At the end of a joint visit to the country, UN Emergency Relief Coordinator Mark Lowcock, head of UN migration agency (IOM) António Vitorino, and UN High Commissioner for Refugees (UNHCR), Filippo Grandi, reiterated their commitment to find safe and sustainable solutions for Rohingya refugees in Bangladesh, as well as helping them to make a safe and dignified return home.
Since August 2017, nearly 900,000 minority Muslim Rohingyas have fled violence across the border into Bangladesh’s Cox’s Bazar region, joining several hundred thousand others that had already settled there in overcrowded camps.
Mr. Lowcock painted a picture of “the most appalling brutality imaginable” during his first visit in 2017, when he “met with children who had seen parents killed” and women who, “just holding on”, recounted “horrendous stories of sexual violence they had survived”.
After visiting Cox’s Bazar this trip they noted that almost half of the 540,000 refugee children under the age of 12 are missing out completely on an education, while the remainder are only able to access very limited schooling. Moreover, just a handful of teenagers are currently able to access any form of education or training.

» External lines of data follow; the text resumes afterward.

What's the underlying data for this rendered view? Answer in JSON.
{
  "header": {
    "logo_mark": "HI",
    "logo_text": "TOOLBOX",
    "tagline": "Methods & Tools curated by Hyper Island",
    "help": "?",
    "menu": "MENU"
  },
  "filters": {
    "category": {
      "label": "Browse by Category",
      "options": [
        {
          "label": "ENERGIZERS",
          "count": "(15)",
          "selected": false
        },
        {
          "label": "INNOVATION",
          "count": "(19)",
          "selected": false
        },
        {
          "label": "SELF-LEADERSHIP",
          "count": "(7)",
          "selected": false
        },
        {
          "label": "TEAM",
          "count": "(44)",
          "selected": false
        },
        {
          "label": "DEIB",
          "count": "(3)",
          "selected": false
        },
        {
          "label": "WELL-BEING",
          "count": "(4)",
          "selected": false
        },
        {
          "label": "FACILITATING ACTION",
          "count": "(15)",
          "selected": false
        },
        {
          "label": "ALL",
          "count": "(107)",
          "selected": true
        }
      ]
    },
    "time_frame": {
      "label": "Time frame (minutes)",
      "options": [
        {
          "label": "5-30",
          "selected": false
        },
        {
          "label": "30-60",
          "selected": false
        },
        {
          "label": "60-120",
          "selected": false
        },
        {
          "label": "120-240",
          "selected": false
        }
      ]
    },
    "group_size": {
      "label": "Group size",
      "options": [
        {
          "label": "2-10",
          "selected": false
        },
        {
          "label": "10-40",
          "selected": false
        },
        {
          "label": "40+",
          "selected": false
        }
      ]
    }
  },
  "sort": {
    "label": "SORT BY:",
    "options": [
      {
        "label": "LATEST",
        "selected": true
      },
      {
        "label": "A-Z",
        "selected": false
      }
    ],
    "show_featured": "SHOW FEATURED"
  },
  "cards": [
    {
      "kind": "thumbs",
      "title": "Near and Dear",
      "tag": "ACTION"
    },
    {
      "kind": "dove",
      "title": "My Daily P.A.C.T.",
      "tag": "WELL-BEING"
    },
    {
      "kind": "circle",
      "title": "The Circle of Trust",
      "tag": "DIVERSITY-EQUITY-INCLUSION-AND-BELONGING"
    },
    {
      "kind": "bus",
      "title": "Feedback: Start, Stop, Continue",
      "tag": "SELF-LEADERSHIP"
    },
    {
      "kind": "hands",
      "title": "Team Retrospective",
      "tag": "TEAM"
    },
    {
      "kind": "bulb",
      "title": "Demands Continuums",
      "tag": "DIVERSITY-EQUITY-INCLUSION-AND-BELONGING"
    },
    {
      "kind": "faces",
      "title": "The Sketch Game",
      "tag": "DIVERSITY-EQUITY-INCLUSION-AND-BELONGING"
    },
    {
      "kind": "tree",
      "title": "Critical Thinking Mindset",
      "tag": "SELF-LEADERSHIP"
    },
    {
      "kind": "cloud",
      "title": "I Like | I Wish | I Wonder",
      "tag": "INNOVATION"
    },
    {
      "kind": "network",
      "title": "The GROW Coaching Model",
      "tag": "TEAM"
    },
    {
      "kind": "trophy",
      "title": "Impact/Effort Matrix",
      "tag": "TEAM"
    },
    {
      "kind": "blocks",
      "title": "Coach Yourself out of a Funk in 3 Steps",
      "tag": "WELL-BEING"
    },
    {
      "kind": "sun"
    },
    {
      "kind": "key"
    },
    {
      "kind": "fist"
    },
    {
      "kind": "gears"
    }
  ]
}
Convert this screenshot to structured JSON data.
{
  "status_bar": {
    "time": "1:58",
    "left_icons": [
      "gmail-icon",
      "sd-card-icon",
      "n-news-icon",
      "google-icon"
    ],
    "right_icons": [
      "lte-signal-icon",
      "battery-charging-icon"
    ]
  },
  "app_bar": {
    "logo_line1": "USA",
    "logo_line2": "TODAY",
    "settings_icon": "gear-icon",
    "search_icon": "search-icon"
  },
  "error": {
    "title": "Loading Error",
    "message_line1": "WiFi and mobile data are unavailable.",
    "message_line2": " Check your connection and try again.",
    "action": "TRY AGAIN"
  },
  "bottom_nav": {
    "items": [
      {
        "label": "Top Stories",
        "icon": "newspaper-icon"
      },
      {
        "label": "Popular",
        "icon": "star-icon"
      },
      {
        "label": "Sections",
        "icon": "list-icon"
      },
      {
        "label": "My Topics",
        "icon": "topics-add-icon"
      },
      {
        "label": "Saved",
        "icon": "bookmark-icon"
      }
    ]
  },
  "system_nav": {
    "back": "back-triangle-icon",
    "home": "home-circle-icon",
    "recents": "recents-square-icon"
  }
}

“With the current crisis almost two years on, we must give refugees the chance to learn, build skills and contribute to their communities while also preparing for reintegration when they can return to Myanmar,” said Mr. Grandi. “The future of the Rohingya refugees hangs in the balance.”
The visit came just prior to the onset of cyclone season, which is followed by the arrival of monsoons, both posing serious risks of flooding, landslides and disease outbreaks to thousands of vulnerable women, men and children.
“We are concerned for the welfare of the Rohingya refugees who live in such vulnerable circumstances in Cox’s Bazar, as well as for host communities which also face significant challenges, particularly in the lead up to the monsoon season,” said António Vitorino.
The UN leaders discussed with the Government ways that the international community can further support preparedness and response efforts.
“The Rohingya community is made up of so many young people who are in need of hope and opportunities if they are to build successful lives upon their return to Myanmar”, Mr. Vitorino added.
They also met families undergoing a joint Government-UNHCR registration process, receiving documents that for many are a first to confirm their identity in Bangladesh and enhance their rights to access services and protection.
“This remains one of the world’s biggest refugee crises,” maintained Mr. Grandi. “I saw a great deal of progress, but their situation, especially for women and children, remains fragile”.
While in the camps, they assessed ongoing work to address weather-related risks, including strengthening shelters, improving infrastructure, and training volunteers while recognizing the critical role the refugees themselves are playing in these efforts.
“A wise, far-sighted approach would see a stronger focus on helping the refugees not just recover from the horrors they have experienced, but also to prepare for a dignified longer-term future,” concluded Mr. Lowcock.